#### Action item:
Go through the records below and show every line with the string "desc".

#### Excerpts from an interface dataset:

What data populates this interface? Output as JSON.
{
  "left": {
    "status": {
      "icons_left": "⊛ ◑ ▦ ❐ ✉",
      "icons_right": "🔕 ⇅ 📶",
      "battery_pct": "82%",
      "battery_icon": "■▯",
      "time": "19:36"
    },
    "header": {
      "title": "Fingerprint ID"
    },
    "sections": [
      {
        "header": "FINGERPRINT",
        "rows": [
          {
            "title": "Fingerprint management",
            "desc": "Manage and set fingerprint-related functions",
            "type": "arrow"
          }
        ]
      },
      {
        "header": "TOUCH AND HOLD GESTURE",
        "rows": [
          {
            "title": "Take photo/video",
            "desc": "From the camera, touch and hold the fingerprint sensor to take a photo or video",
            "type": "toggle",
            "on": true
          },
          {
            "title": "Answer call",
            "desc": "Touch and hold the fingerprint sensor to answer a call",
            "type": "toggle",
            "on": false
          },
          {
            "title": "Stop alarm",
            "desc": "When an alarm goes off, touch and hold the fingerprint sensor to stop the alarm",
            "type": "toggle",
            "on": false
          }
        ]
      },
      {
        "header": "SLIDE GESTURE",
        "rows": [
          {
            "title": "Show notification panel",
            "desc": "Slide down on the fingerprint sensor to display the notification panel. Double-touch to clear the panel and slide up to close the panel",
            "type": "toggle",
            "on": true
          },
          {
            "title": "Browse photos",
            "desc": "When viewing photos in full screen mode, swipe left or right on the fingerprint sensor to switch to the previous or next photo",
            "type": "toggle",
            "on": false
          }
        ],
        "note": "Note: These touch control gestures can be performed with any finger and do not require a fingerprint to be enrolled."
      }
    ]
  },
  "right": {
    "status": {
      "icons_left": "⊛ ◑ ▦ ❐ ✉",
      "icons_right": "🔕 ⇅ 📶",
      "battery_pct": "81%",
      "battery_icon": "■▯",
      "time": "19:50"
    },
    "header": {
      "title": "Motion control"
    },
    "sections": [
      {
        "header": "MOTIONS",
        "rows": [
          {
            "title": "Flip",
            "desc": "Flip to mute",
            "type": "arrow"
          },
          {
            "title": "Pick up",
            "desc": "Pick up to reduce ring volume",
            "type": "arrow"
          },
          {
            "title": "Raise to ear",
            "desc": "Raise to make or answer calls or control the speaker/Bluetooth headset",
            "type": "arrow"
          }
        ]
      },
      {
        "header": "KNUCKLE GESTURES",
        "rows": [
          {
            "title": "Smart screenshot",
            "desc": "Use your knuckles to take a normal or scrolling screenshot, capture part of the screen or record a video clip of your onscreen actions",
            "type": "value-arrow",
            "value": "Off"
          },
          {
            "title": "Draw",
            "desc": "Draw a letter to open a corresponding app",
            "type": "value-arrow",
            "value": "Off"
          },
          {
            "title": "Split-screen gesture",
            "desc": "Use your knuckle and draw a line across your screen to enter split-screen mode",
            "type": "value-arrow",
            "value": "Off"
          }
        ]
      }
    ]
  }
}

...

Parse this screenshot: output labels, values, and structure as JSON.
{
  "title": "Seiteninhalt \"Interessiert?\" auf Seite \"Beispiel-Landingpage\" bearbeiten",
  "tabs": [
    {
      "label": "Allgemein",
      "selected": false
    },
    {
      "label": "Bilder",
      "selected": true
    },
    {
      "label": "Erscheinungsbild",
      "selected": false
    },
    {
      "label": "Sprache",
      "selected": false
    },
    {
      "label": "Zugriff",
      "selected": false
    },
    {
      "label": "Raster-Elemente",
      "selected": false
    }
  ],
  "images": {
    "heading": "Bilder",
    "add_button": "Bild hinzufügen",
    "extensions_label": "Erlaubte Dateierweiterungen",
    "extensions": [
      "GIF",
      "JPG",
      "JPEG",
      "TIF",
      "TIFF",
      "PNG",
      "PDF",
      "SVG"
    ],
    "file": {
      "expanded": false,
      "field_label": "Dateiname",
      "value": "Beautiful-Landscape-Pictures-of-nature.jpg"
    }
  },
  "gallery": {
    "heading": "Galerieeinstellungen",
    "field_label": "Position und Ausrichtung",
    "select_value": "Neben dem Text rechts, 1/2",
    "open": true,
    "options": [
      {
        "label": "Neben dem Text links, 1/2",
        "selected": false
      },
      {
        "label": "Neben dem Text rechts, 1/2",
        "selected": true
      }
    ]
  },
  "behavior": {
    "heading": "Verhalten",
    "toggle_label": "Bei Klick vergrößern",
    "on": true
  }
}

#### Task result:
            "desc": "Manage and set fingerprint-related functions",
            "desc": "From the camera, touch and hold the fingerprint sensor to take a photo or video",
            "desc": "Touch and hold the fingerprint sensor to answer a call",
            "desc": "When an alarm goes off, touch and hold the fingerprint sensor to stop the alarm",
            "desc": "Slide down on the fingerprint sensor to display the notification panel. Double-touch to clear the panel and slide up to close the panel",
            "desc": "When viewing photos in full screen mode, swipe left or right on the fingerprint sensor to switch to the previous or next photo",
            "desc": "Flip to mute",
            "desc": "Pick up to reduce ring volume",
            "desc": "Raise to make or answer calls or control the speaker/Bluetooth headset",
            "desc": "Use your knuckles to take a normal or scrolling screenshot, capture part of the screen or record a video clip of your onscreen actions",
            "desc": "Draw a letter to open a corresponding app",
            "desc": "Use your knuckle and draw a line across your screen to enter split-screen mode",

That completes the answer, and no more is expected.